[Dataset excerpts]
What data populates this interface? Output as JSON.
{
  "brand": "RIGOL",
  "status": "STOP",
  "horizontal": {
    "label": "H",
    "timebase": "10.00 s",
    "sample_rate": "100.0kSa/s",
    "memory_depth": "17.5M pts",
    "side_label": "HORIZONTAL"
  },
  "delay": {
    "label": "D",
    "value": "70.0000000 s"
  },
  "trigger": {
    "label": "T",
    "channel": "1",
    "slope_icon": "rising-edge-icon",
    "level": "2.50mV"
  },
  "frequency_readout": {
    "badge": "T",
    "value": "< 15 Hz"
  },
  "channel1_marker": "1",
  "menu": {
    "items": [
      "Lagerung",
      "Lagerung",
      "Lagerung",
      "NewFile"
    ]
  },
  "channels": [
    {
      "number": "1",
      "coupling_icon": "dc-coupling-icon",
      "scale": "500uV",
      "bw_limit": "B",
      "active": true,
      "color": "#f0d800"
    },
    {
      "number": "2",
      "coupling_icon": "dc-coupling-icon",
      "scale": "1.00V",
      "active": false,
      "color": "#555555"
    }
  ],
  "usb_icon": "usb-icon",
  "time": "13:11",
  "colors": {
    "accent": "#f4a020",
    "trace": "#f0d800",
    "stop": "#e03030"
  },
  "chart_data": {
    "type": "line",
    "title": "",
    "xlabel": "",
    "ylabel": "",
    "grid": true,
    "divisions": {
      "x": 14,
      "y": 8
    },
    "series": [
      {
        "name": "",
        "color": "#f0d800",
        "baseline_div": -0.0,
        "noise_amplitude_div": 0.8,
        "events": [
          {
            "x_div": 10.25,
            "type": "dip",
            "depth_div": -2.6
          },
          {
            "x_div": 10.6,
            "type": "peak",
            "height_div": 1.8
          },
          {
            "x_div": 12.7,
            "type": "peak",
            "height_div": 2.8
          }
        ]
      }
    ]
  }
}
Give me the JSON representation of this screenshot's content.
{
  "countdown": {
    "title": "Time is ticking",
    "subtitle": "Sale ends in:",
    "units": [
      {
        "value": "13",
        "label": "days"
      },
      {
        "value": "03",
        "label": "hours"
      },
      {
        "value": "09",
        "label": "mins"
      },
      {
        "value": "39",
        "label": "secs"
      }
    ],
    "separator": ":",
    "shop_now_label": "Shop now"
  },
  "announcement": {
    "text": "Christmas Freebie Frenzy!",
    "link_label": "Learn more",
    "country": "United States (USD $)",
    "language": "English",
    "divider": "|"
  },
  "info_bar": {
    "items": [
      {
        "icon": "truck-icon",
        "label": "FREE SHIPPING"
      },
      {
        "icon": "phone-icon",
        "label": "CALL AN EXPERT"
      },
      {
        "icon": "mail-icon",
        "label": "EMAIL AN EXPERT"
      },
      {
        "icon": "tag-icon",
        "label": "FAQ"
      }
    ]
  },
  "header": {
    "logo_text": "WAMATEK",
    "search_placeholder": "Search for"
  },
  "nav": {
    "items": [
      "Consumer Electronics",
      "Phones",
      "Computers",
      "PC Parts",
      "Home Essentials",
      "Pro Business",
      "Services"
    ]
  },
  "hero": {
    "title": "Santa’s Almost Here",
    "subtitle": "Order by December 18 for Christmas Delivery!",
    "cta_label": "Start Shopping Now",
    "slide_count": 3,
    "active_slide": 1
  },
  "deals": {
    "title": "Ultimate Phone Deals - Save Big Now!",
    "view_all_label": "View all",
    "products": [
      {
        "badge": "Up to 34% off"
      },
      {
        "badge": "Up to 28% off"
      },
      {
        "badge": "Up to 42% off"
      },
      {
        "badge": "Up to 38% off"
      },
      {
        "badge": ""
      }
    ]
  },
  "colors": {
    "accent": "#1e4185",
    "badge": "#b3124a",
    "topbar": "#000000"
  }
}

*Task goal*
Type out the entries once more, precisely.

*Reply to the task*
What data populates this interface? Output as JSON.
{
  "brand": "RIGOL",
  "status": "STOP",
  "horizontal": {
    "label": "H",
    "timebase": "10.00 s",
    "sample_rate": "100.0kSa/s",
    "memory_depth": "17.5M pts",
    "side_label": "HORIZONTAL"
  },
  "delay": {
    "label": "D",
    "value": "70.0000000 s"
  },
  "trigger": {
    "label": "T",
    "channel": "1",
    "slope_icon": "rising-edge-icon",
    "level": "2.50mV"
  },
  "frequency_readout": {
    "badge": "T",
    "value": "< 15 Hz"
  },
  "channel1_marker": "1",
  "menu": {
    "items": [
      "Lagerung",
      "Lagerung",
      "Lagerung",
      "NewFile"
    ]
  },
  "channels": [
    {
      "number": "1",
      "coupling_icon": "dc-coupling-icon",
      "scale": "500uV",
      "bw_limit": "B",
      "active": true,
      "color": "#f0d800"
    },
    {
      "number": "2",
      "coupling_icon": "dc-coupling-icon",
      "scale": "1.00V",
      "active": false,
      "color": "#555555"
    }
  ],
  "usb_icon": "usb-icon",
  "time": "13:11",
  "colors": {
    "accent": "#f4a020",
    "trace": "#f0d800",
    "stop": "#e03030"
  },
  "chart_data": {
    "type": "line",
    "title": "",
    "xlabel": "",
    "ylabel": "",
    "grid": true,
    "divisions": {
      "x": 14,
      "y": 8
    },
    "series": [
      {
        "name": "",
        "color": "#f0d800",
        "baseline_div": -0.0,
        "noise_amplitude_div": 0.8,
        "events": [
          {
            "x_div": 10.25,
            "type": "dip",
            "depth_div": -2.6
          },
          {
            "x_div": 10.6,
            "type": "peak",
            "height_div": 1.8
          },
          {
            "x_div": 12.7,
            "type": "peak",
            "height_div": 2.8
          }
        ]
      }
    ]
  }
}
Give me the JSON representation of this screenshot's content.
{
  "countdown": {
    "title": "Time is ticking",
    "subtitle": "Sale ends in:",
    "units": [
      {
        "value": "13",
        "label": "days"
      },
      {
        "value": "03",
        "label": "hours"
      },
      {
        "value": "09",
        "label": "mins"
      },
      {
        "value": "39",
        "label": "secs"
      }
    ],
    "separator": ":",
    "shop_now_label": "Shop now"
  },
  "announcement": {
    "text": "Christmas Freebie Frenzy!",
    "link_label": "Learn more",
    "country": "United States (USD $)",
    "language": "English",
    "divider": "|"
  },
  "info_bar": {
    "items": [
      {
        "icon": "truck-icon",
        "label": "FREE SHIPPING"
      },
      {
        "icon": "phone-icon",
        "label": "CALL AN EXPERT"
      },
      {
        "icon": "mail-icon",
        "label": "EMAIL AN EXPERT"
      },
      {
        "icon": "tag-icon",
        "label": "FAQ"
      }
    ]
  },
  "header": {
    "logo_text": "WAMATEK",
    "search_placeholder": "Search for"
  },
  "nav": {
    "items": [
      "Consumer Electronics",
      "Phones",
      "Computers",
      "PC Parts",
      "Home Essentials",
      "Pro Business",
      "Services"
    ]
  },
  "hero": {
    "title": "Santa’s Almost Here",
    "subtitle": "Order by December 18 for Christmas Delivery!",
    "cta_label": "Start Shopping Now",
    "slide_count": 3,
    "active_slide": 1
  },
  "deals": {
    "title": "Ultimate Phone Deals - Save Big Now!",
    "view_all_label": "View all",
    "products": [
      {
        "badge": "Up to 34% off"
      },
      {
        "badge": "Up to 28% off"
      },
      {
        "badge": "Up to 42% off"
      },
      {
        "badge": "Up to 38% off"
      },
      {
        "badge": ""
      }
    ]
  },
  "colors": {
    "accent": "#1e4185",
    "badge": "#b3124a",
    "topbar": "#000000"
  }
}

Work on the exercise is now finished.